|Associated Factors||Suture Present N = 71 (%)||Suture Absent N = 51 (%)||P-Value|
|Topical corticosteroid use||54 (76)||33 (64)||0.17|
|Ocular surface disorders||17 (44)||19 (37)||0.17|
|Regraft||11 (28)||13 (48)||0.18|
|Glaucoma||8 (21)||13 (48)||0.19|
|Previous herpes simplex keratitis||8 (21)||3 (11)||0.31|
History of previous herpetic keratitis was higher, but not significant, in grafts with sutures present (21%) compared to sutures absent (11%) ( Table 3 ). None of the patients had received fortified antibiotics prior to admission.
Examination of corneal smears revealed gram-positive organisms in 50 of 122 (41%) episodes. Gram-positive cocci were the commonest isolate overall, 48% in the “sutures present” and 14% in the “sutures absent” group. No fungal isolates were noted. Microbiological culture results were positive in 99 of 122 episodes (81%), 77% of which were gram-positive and 23% gram-negative. Culture yields of gram-positive organisms were higher in the “sutures present” than the “sutures absent” group ( Table 4 ). Of the gram-positive organisms, the commonest organism isolated was Staphylococcus aureus , higher with sutures present (51%) than with sutures absent (40%). Staphylococcus epidermidis , Streptococcus pneumoniae , and other Streptococcus spp. occurred with relatively similar frequency in both groups ( Table 4 ). Of the gram-negative organisms, Moraxella sp . ( P = .001) was the most significant organism isolated within the “sutures absent” group ( Table 4 ). Polymicrobial infections were present in 18 eyes, 61% in the “sutures present” and 39% in the “sutures absent” group, with no intergroup differences.

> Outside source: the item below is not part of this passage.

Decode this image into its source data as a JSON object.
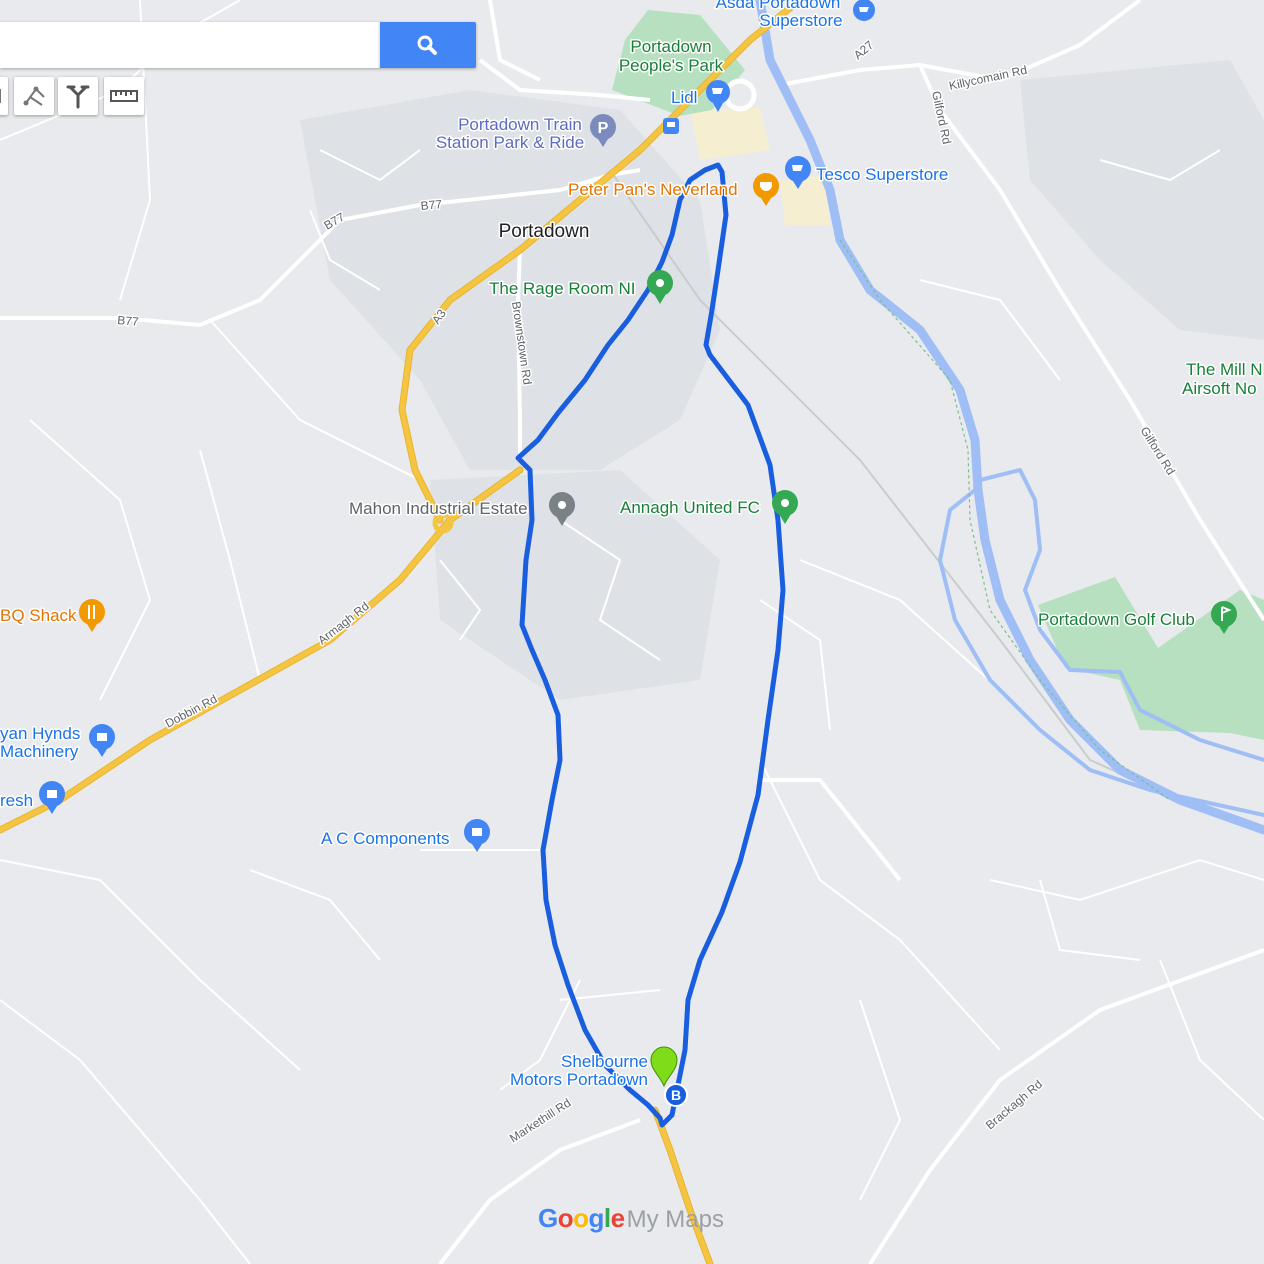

|Organism (Gram Positive)||Suture Present N = 51 (%)||Suture Absent N = 25 (%)||P||Organism (Gram Negative)||Suture Present N = 12 (%)||Suture Absent N = 11 (%)||P|
|Staphylococcus aureus||26 (51)||10 (40)||0.120||Moraxella sp.||1 (8)||9 (82)||0.001|
|Staphylococcus epidermidis||7 (14)||1 (4)||0.110||Pseudomonas aeruginosa||1 (8)||2 (18)||0.480|
|Other Streptococcus sp.||7 (14)||3 (12)||0.810||Stenotrophomonas maltophilia||3 (25)||0||0.0456|
|Coagulase negative Staphylococci||3 (6)||4 (16)||0.220||Klebsiella sp.||2 (17)||0||0.120|
|Streptococcus pneumoniae||2 (4)||1 (4)||0.490||Serratia sp.||2 (17)||0||0.120|
|Corynebacterium sp.||4 (8)||4 (16)||0.340||Proteus mirabilis||2 (17)||0||0.120|
|Bacillus sp.||1 (2)||0||0.310||Pseudomonas fluorescens||1 (8)||0||0.310|
|Enterococcus faecalis||1 (2)||1 (4)||0.650|
|Propionibacterium sp.||0||1 (4)||0.320|